'In The Heights' (the 'Heights' being the Washington Heights neighbourhood, New York) is a relatively new musical but it's had a big impact, been very well received and has won three Olivier awards. Written by Lin-Manuel Miranda, it tells the story of a neighbourhood struggling with gentrification, resulting in the locals and their businesses being forced to close up and move on as they can't afford to stay.
Right from the start, this production packs an absolute punch. The opening ensemble number doesn't give you any chance to take a breath.
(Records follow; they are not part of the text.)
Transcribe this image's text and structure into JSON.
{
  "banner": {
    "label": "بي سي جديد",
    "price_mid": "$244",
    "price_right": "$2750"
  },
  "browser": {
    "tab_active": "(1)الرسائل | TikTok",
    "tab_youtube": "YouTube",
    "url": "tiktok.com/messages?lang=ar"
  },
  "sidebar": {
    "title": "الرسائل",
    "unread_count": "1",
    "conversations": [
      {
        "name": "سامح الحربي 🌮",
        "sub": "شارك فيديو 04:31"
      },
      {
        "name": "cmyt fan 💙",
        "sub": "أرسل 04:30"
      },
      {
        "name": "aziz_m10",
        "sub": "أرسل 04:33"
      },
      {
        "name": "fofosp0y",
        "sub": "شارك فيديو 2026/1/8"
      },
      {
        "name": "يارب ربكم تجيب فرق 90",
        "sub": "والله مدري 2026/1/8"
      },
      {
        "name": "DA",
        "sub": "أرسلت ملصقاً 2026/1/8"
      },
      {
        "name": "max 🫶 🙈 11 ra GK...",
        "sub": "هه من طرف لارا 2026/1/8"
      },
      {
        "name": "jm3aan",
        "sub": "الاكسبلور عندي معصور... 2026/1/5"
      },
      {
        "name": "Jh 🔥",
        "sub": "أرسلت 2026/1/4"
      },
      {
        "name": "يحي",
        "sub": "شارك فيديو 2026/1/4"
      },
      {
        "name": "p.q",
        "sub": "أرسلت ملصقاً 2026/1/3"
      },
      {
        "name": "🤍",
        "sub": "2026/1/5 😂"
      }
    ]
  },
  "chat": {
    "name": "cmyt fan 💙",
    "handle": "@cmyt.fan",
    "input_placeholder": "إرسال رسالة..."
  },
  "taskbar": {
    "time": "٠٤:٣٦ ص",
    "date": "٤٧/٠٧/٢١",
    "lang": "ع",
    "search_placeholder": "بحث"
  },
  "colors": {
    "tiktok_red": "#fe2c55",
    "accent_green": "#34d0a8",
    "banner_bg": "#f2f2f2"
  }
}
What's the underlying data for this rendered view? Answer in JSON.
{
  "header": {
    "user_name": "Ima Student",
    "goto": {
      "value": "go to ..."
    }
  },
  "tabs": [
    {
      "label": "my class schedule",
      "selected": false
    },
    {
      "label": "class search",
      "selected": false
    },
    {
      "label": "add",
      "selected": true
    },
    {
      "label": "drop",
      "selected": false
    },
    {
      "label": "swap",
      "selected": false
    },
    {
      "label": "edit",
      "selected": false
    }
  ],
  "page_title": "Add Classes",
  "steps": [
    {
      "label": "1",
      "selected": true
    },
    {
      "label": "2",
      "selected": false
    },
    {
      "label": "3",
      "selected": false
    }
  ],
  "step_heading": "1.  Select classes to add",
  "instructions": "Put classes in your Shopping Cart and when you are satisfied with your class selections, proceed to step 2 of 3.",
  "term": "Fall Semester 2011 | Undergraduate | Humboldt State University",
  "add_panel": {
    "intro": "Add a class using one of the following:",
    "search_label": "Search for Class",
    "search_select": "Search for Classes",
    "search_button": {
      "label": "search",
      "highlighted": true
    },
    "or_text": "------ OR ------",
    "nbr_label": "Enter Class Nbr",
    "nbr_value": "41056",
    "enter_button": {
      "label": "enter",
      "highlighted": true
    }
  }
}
We are plunged into the colourful, vibrant world of 'The Heights' and there's hardly chance to come up for air!
For me, the strength of the show lies in the ensemble numbers which are quite simply astounding in their vitality, energy and vibrancy. Everyone performs to the absolute max and there is so much going on that it's difficult not to miss something fantastic. The dancing, which is a mix of Latin and Hip Hop, is of an extremely high standard with some very well executed lifts and wonderful group choreography.
Usnavi (Rhys Nuttall) is an extremely likeable character who opens the show with a rap. Now - rapping isn't for everyone but Rhys certainly got this right, it was well measured and delivered slickly – every word could be distinguished and he seemed very comfortable with it. Rhys really suits this role, I found him very watchable indeed.
Rosie Plummer, who plays Nina, has a beautiful voice which I believe is worthy of the professional stage. Her rendition of 'Alabanza' was very touching and emotional. She certainly manages to convey the meaning and feeling of everything she sings.
Daniela, the salon owner (Jordanne Woodward) has bags of sass and then some more! She is fabulous! She put me in mind of Anita in West Side Story. Her delivery and presence is excellent.
I did enjoy Tom Kehoe's uber-camp portrayal of Piraguero. He camped it up beautifully with just the right amount of flourish where needed!
My favourite non-ensemble song was 'Enough' sung by Camila (Samantha Bates) because she was at her blazing matriarchal finest. I was totally convinced by her performance as a wife and mother on the edge, caught in the middle between her husband and her daughter. She was fiery and impassioned and had me totally transfixed. There is absolutely no doubt whatsoever that she is in charge!
'Carnaval del Barrio' really ramped up the energy in the second half – not that it was in any danger of flagging. This was so enjoyable to watch and the vitality was almost tangible!
The set is absolutely amazing - I especially loved the view of Brooklyn Bridge and the night sky behind it (complete with stars). A special mention must go to all those involved with the set construction and design, you have surpassed yourselves.
Credit must also go to the lighting crew who took us from sunrise to sunset and also managed to convey the feel of a firework display which was done simply but extremely effectively.
The cast have captured the spirited neighbourhood vibe very well indeed, it really does feel like a proper community on the stage and the atmosphere and ethos is very authentic.
I did find that some of the plot points were lost amongst the singing as there are so many songs and most of the story is told through the lyrics. This is not a criticism of this production but of the writing itself. The songs are fast and loud and sometimes it feels as though if you blink, you've missed something relevant.
A huge well done to all involved with this MAODS production. You are to be congratulated for your stamina, energy and exuberance which was magnificently conveyed to your audience.
Reviewer: Nicky Lambert
Reviewed: 4th December 2017
North West End Star Rating: ★★★★